Turning to the second component. Most people and therefore organisations, find it very difficult to learn from the past. The cliché, ‘lessons will be learnt’ in the aftermath of a crisis or disaster is an oft-repeated phrase for the very fact that we frequently fail to spot that we repeat the same faulty behaviour. Learning organisations in his view, are very rare. There is cyclical nature to problems and leaders need to recognise this dynamic. Frequently, the same business challenges arise, but often people are not interested in examining the past to consider what we have already learned. To learn lessons – we need to change the culture and behaviour of people and this is very difficult. Andrew cited his experience at the MOD, where it is less effective when it comes to non-military decisions – he raises the life experiences of the reservists as being under-utilised as they can bring interesting insights and perspectives. There was further discussion about the parallels with the legal sector: the reforms of ABS were meant to bring non-legal experience into the management of law firms. Another example cited was the influx of US law firms to the UK has led to a change in remuneration and mergers that arguably, takes the focus away from clients. When people are thrown into new situations – they react by instinct and generate activity – not necessarily creating the best outcomes. There is a place for gaining perspective and allowing time to pass to truly understand what is needed.

The third characteristic of leadership, strength of character, was borne out of intuition, decisiveness, honesty and the ability to continually learn. Leaders must be alert to the lessons of success and failure – keep them in mind and implement systems and processes to apply them. Andrew’s examples of good leaders included Napoleon, Churchill, Thatcher, Mandela, Ang San Su Kyi, Steve Jobs, Richard Branson and Ghengis Khan! He said emphasised that high moral standards and values help, but also leading by example and this must be tempered with humanity.
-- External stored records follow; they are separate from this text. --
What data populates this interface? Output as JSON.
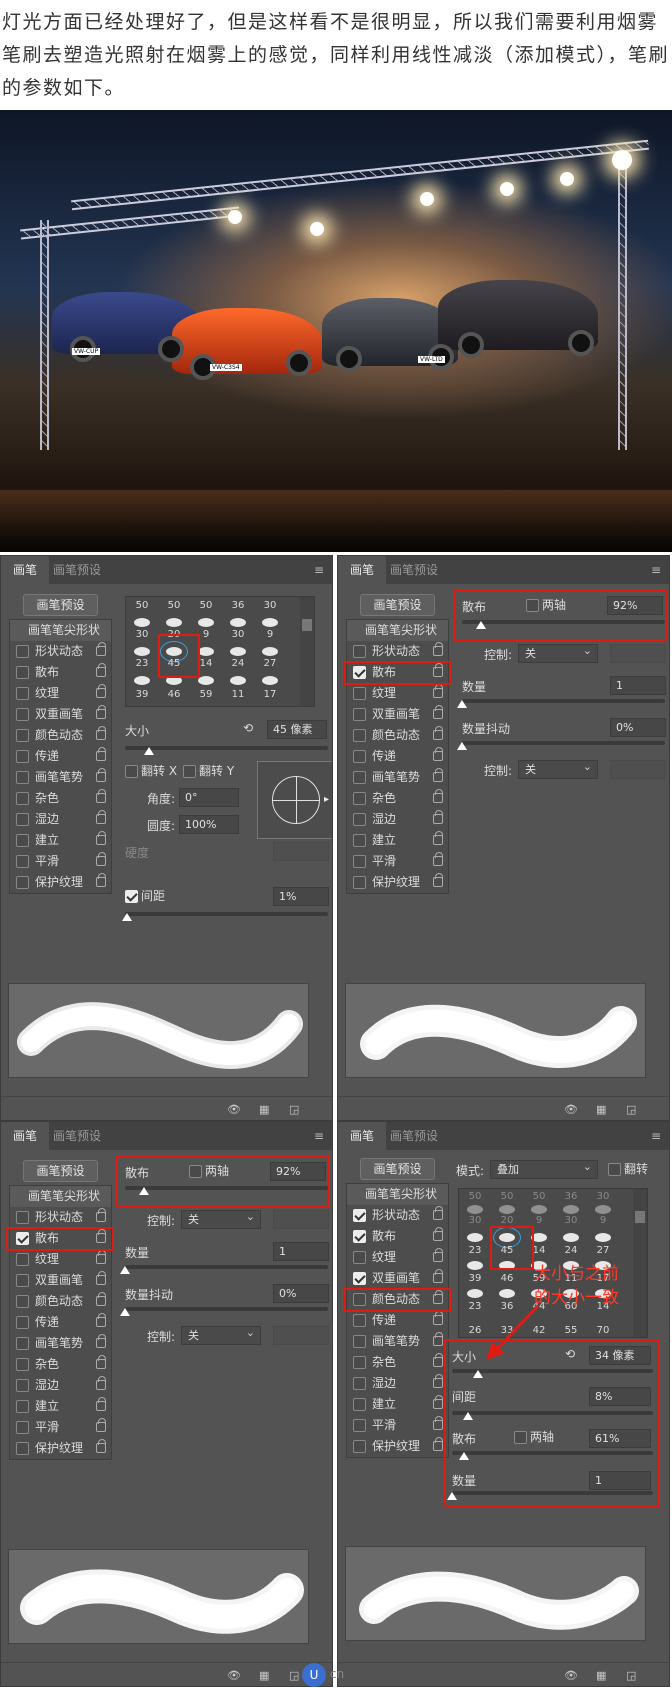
{
  "intro_text": "灯光方面已经处理好了，但是这样看不是很明显，所以我们需要利用烟雾笔刷去塑造光照射在烟雾上的感觉，同样利用线性减淡（添加模式），笔刷的参数如下。",
  "photo": {
    "plates": [
      "VW-CUP",
      "VW-C3S4",
      "VW-LTD",
      ""
    ]
  },
  "common": {
    "tab_brush": "画笔",
    "tab_presets": "画笔预设",
    "preset_button": "画笔预设",
    "menu": "≡",
    "tip_shape": "画笔笔尖形状",
    "items": [
      "形状动态",
      "散布",
      "纹理",
      "双重画笔",
      "颜色动态",
      "传递",
      "画笔笔势",
      "杂色",
      "湿边",
      "建立",
      "平滑",
      "保护纹理"
    ]
  },
  "panel1": {
    "grid_row1": [
      "50",
      "50",
      "50",
      "36",
      "30"
    ],
    "grid_row2": [
      "30",
      "20",
      "9",
      "30",
      "9"
    ],
    "grid_row3": [
      "23",
      "45",
      "14",
      "24",
      "27"
    ],
    "grid_row4": [
      "39",
      "46",
      "59",
      "11",
      "17"
    ],
    "size_label": "大小",
    "size_value": "45 像素",
    "flip_x": "翻转 X",
    "flip_y": "翻转 Y",
    "angle_label": "角度:",
    "angle_value": "0°",
    "roundness_label": "圆度:",
    "roundness_value": "100%",
    "hardness_label": "硬度",
    "spacing_label": "间距",
    "spacing_value": "1%",
    "levels": {
      "size": 0.12,
      "spacing": 0.01
    }
  },
  "panel2": {
    "scatter_label": "散布",
    "both_axes": "两轴",
    "scatter_value": "92%",
    "control_label": "控制:",
    "control_value": "关",
    "count_label": "数量",
    "count_value": "1",
    "count_jitter_label": "数量抖动",
    "count_jitter_value": "0%",
    "control2_value": "关",
    "levels": {
      "scatter": 0.092,
      "count": 0.0,
      "count_jitter": 0.0
    }
  },
  "panel3": {
    "scatter_label": "散布",
    "both_axes": "两轴",
    "scatter_value": "92%",
    "control_label": "控制:",
    "control_value": "关",
    "count_label": "数量",
    "count_value": "1",
    "count_jitter_label": "数量抖动",
    "count_jitter_value": "0%",
    "control2_value": "关",
    "levels": {
      "scatter": 0.092,
      "count": 0.0,
      "count_jitter": 0.0
    }
  },
  "panel4": {
    "mode_label": "模式:",
    "mode_value": "叠加",
    "flip_label": "翻转",
    "grid_row1": [
      "50",
      "50",
      "50",
      "36",
      "30"
    ],
    "grid_row2": [
      "30",
      "20",
      "9",
      "30",
      "9"
    ],
    "grid_row3": [
      "23",
      "45",
      "14",
      "24",
      "27"
    ],
    "grid_row4": [
      "39",
      "46",
      "59",
      "11",
      "17"
    ],
    "grid_row5": [
      "23",
      "36",
      "44",
      "60",
      "14"
    ],
    "grid_row6": [
      "26",
      "33",
      "42",
      "55",
      "70"
    ],
    "size_label": "大小",
    "size_value": "34 像素",
    "spacing_label": "间距",
    "spacing_value": "8%",
    "scatter_label": "散布",
    "both_axes": "两轴",
    "scatter_value": "61%",
    "count_label": "数量",
    "count_value": "1",
    "levels": {
      "size": 0.13,
      "spacing": 0.08,
      "scatter": 0.061,
      "count": 0.0
    },
    "annotation": "大小与之前\n的大小一致"
  },
  "watermark": "cn",
  "accent_color": "#e01b12"
}
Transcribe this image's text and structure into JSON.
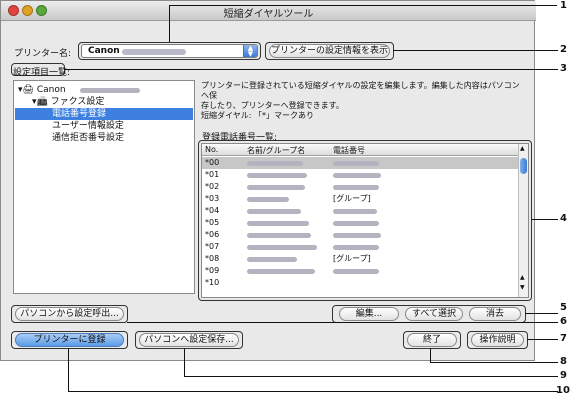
{
  "window": {
    "title": "短縮ダイヤルツール"
  },
  "printer": {
    "label": "プリンター名:",
    "selected": "Canon",
    "show_settings_button": "プリンターの設定情報を表示"
  },
  "settings_list": {
    "label": "設定項目一覧:",
    "tree": [
      {
        "label": "Canon",
        "level": 0,
        "icon": "printer-icon"
      },
      {
        "label": "ファクス設定",
        "level": 1,
        "icon": "fax-icon"
      },
      {
        "label": "電話番号登録",
        "level": 2,
        "selected": true
      },
      {
        "label": "ユーザー情報設定",
        "level": 2
      },
      {
        "label": "通信拒否番号設定",
        "level": 2
      }
    ]
  },
  "description": {
    "line1": "プリンターに登録されている短縮ダイヤルの設定を編集します。編集した内容はパソコンへ保",
    "line2": "存したり、プリンターへ登録できます。",
    "line3": "短縮ダイヤル: 「*」マークあり"
  },
  "phonebook": {
    "label": "登録電話番号一覧:",
    "headers": [
      "No.",
      "名前/グループ名",
      "電話番号"
    ],
    "rows": [
      {
        "no": "*00",
        "group": "",
        "selected": true
      },
      {
        "no": "*01",
        "group": ""
      },
      {
        "no": "*02",
        "group": ""
      },
      {
        "no": "*03",
        "group": "[グループ]"
      },
      {
        "no": "*04",
        "group": ""
      },
      {
        "no": "*05",
        "group": ""
      },
      {
        "no": "*06",
        "group": ""
      },
      {
        "no": "*07",
        "group": ""
      },
      {
        "no": "*08",
        "group": "[グループ]"
      },
      {
        "no": "*09",
        "group": ""
      },
      {
        "no": "*10",
        "group": ""
      }
    ]
  },
  "buttons": {
    "edit": "編集...",
    "select_all": "すべて選択",
    "delete": "消去",
    "load_from_pc": "パソコンから設定呼出...",
    "register_to_printer": "プリンターに登録",
    "save_to_pc": "パソコンへ設定保存...",
    "quit": "終了",
    "manual": "操作説明"
  },
  "callouts": [
    "1",
    "2",
    "3",
    "4",
    "5",
    "6",
    "7",
    "8",
    "9",
    "10"
  ],
  "colors": {
    "accent": "#3d80df",
    "close": "#e0443e",
    "minimize": "#dea123",
    "zoom": "#58a83a"
  }
}
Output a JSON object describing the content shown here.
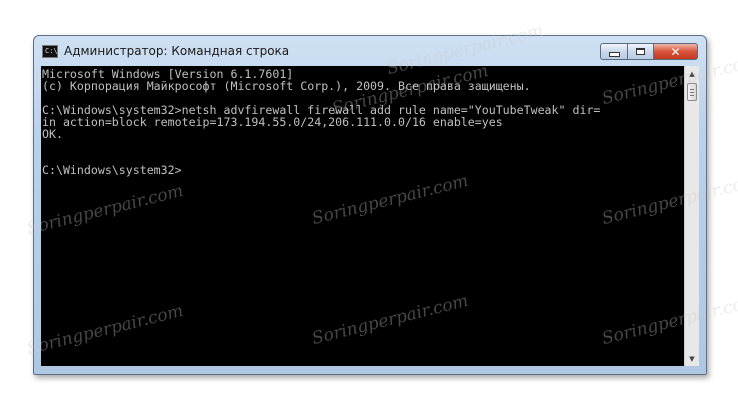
{
  "window": {
    "title": "Администратор: Командная строка",
    "icon_glyph": "C:\\"
  },
  "controls": {
    "minimize_icon": "minimize-icon",
    "maximize_icon": "maximize-icon",
    "close_glyph": "✕"
  },
  "console": {
    "lines": [
      "Microsoft Windows [Version 6.1.7601]",
      "(c) Корпорация Майкрософт (Microsoft Corp.), 2009. Все права защищены.",
      "",
      "C:\\Windows\\system32>netsh advfirewall firewall add rule name=\"YouTubeTweak\" dir=",
      "in action=block remoteip=173.194.55.0/24,206.111.0.0/16 enable=yes",
      "OK.",
      "",
      "",
      "C:\\Windows\\system32>"
    ]
  },
  "scrollbar": {
    "up_glyph": "▲",
    "down_glyph": "▼"
  },
  "watermark": "Soringperpair.com"
}
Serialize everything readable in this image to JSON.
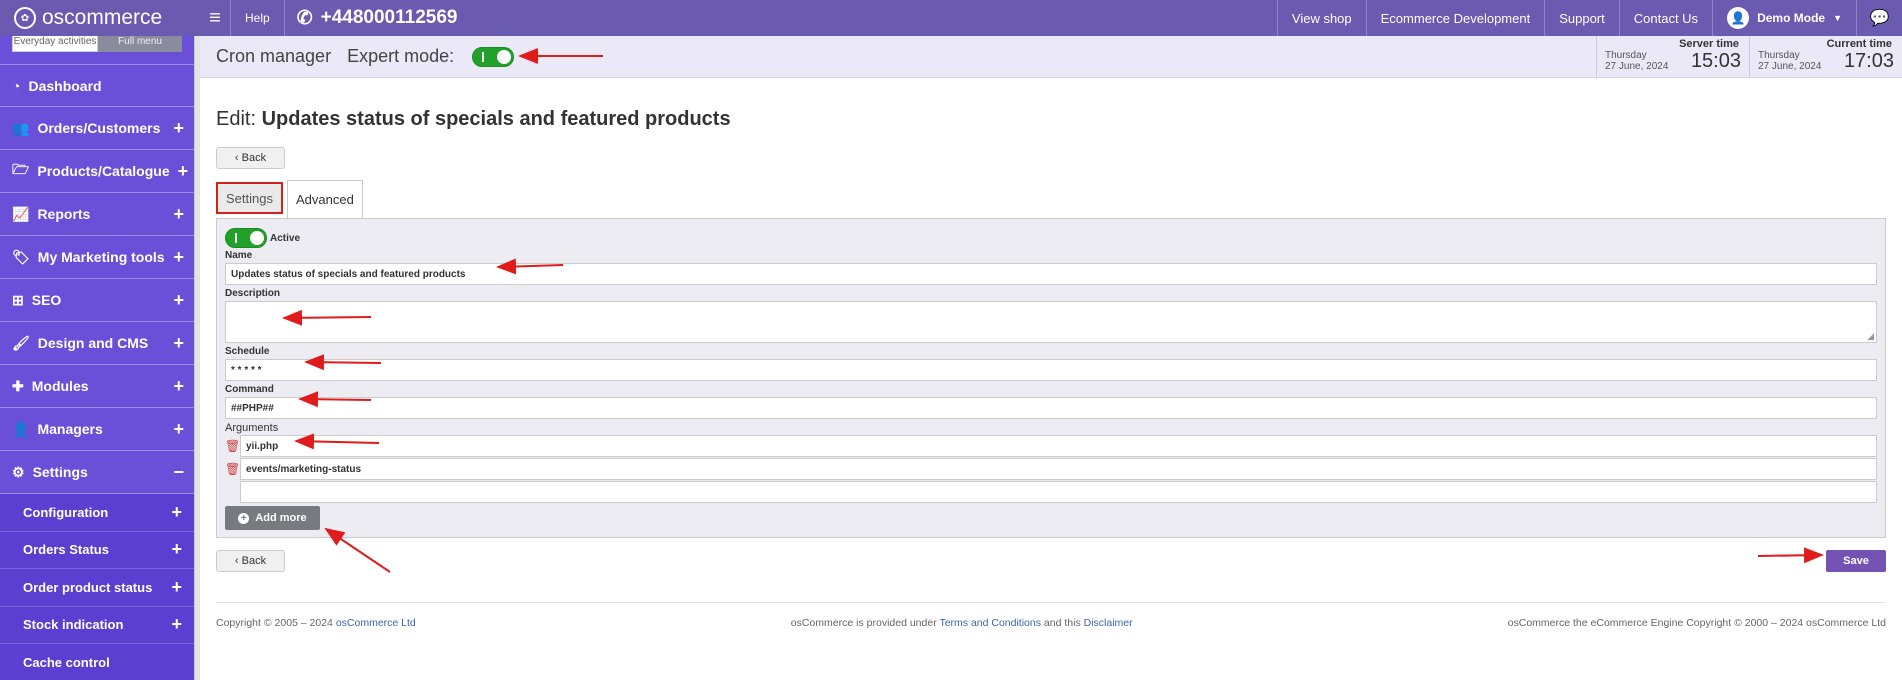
{
  "topbar": {
    "logo": "oscommerce",
    "help": "Help",
    "phone": "+448000112569",
    "links": [
      "View shop",
      "Ecommerce Development",
      "Support",
      "Contact Us"
    ],
    "user": "Demo Mode"
  },
  "sidebar": {
    "switch": [
      "Everyday activities",
      "Full menu"
    ],
    "items": [
      {
        "label": "Dashboard",
        "icon": "dashboard-icon",
        "expand": ""
      },
      {
        "label": "Orders/Customers",
        "icon": "users-icon",
        "expand": "+"
      },
      {
        "label": "Products/Catalogue",
        "icon": "folder-icon",
        "expand": "+"
      },
      {
        "label": "Reports",
        "icon": "chart-icon",
        "expand": "+"
      },
      {
        "label": "My Marketing tools",
        "icon": "tag-icon",
        "expand": "+"
      },
      {
        "label": "SEO",
        "icon": "sitemap-icon",
        "expand": "+"
      },
      {
        "label": "Design and CMS",
        "icon": "brush-icon",
        "expand": "+"
      },
      {
        "label": "Modules",
        "icon": "puzzle-icon",
        "expand": "+"
      },
      {
        "label": "Managers",
        "icon": "user-icon",
        "expand": "+"
      },
      {
        "label": "Settings",
        "icon": "cogs-icon",
        "expand": "−"
      }
    ],
    "subitems": [
      {
        "label": "Configuration",
        "expand": "+"
      },
      {
        "label": "Orders Status",
        "expand": "+"
      },
      {
        "label": "Order product status",
        "expand": "+"
      },
      {
        "label": "Stock indication",
        "expand": "+"
      },
      {
        "label": "Cache control",
        "expand": ""
      }
    ]
  },
  "header": {
    "title": "Cron manager",
    "expert_mode": "Expert mode:",
    "server_time": {
      "label": "Server time",
      "day": "Thursday",
      "date": "27 June, 2024",
      "time": "15:03"
    },
    "current_time": {
      "label": "Current time",
      "day": "Thursday",
      "date": "27 June, 2024",
      "time": "17:03"
    }
  },
  "main": {
    "edit_prefix": "Edit:",
    "edit_title": "Updates status of specials and featured products",
    "back": "‹ Back",
    "tabs": [
      "Settings",
      "Advanced"
    ],
    "active_label": "Active",
    "name_label": "Name",
    "name_value": "Updates status of specials and featured products",
    "description_label": "Description",
    "description_value": "",
    "schedule_label": "Schedule",
    "schedule_value": "* * * * *",
    "command_label": "Command",
    "command_value": "##PHP##",
    "arguments_label": "Arguments",
    "arguments": [
      "yii.php",
      "events/marketing-status",
      ""
    ],
    "add_more": "Add more",
    "save": "Save"
  },
  "footer": {
    "left_text": "Copyright © 2005 – 2024 ",
    "left_link": "osCommerce Ltd",
    "center_pre": "osCommerce is provided under ",
    "center_link1": "Terms and Conditions",
    "center_mid": " and this ",
    "center_link2": "Disclaimer",
    "right_text": "osCommerce the eCommerce Engine Copyright © 2000 – 2024 osCommerce Ltd"
  },
  "colors": {
    "brand": "#6a5ab0",
    "sidebar": "#6a4fd8",
    "toggle_on": "#22a12a",
    "save": "#7352b4",
    "annotation": "#e01b1b"
  }
}
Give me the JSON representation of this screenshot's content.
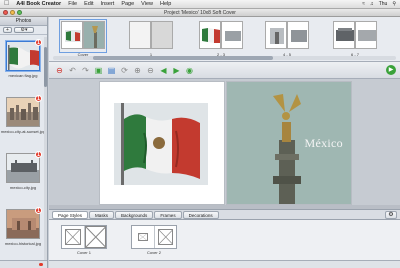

Through experience, his belief was that making mistakes was inevitable, but how you react is key, not only for managing the situation but also as an example to those around you. This can be a powerful lesson for testing organisational values and credibility. The team observe the behaviour and will emulate. It promotes authentic and provides real time examples of putting an organisation’s values into practice.

He posed the question whether leadership was innate, intuitive or learnt. The selection of people as leaders has to be questioned, what creates a star performer in one context and leads to promotion, does not necessarily translate into good leadership and management skills. Dana Denis-Smith raised the parallel in law where there is little built into staff training that prepares them for leadership roles that align them to the organization goals. The billable hour as a tool to identify ‘star’ lawyers for promotion, does not equate to building management and leadership skills. There followed a discussion about appraisals, specifically, the utility of ‘360 degree’ appraisals – where you have to get feedback from a number of people and this demands good management and constructive criticism. Comments from the audience included that in a small organization you have to look at culture and whether it’s safe to speak out.

And finally, at the heart of determining good leaders of an organisation, what in an organisation can change?

The event on 24th February was live tweeted with the hashtag #WednesdayLive from @TheAttic

By Lucinda

Lucinda is responsible for managing the communication channels between Obelisk's consultants, clients and our team here at the Attic. A former solicitor (ex Hogan Lovells), Lucinda went on to make CPD programmes at the University of Law, and then manage Riverview Law's social media. Like many lawyers, Lucinda has seen changing family commitments over the years and worked fulltime, part-time, flexibly and remotely.